Instructions for the task: Look for "title" in each line of the records, and copy the lines that have it.

Supplied entries:
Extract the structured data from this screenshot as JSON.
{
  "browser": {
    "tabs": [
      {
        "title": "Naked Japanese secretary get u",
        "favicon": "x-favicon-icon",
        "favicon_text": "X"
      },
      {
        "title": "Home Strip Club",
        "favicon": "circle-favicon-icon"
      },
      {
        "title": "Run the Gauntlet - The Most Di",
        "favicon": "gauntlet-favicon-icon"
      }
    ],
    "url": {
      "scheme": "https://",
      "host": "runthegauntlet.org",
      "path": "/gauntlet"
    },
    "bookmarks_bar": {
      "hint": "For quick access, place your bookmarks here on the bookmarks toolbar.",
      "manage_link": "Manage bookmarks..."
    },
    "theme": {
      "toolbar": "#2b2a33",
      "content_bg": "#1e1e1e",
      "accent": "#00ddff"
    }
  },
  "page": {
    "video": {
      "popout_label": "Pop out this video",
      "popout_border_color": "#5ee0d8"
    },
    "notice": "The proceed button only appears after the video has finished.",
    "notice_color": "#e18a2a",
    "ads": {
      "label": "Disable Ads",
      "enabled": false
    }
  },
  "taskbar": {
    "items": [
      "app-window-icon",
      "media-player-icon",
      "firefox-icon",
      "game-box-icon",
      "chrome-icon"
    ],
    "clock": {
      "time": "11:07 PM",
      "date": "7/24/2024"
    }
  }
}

Response to this exercise:
        "title": "Naked Japanese secretary get u",
        "title": "Home Strip Club",
        "title": "Run the Gauntlet - The Most Di",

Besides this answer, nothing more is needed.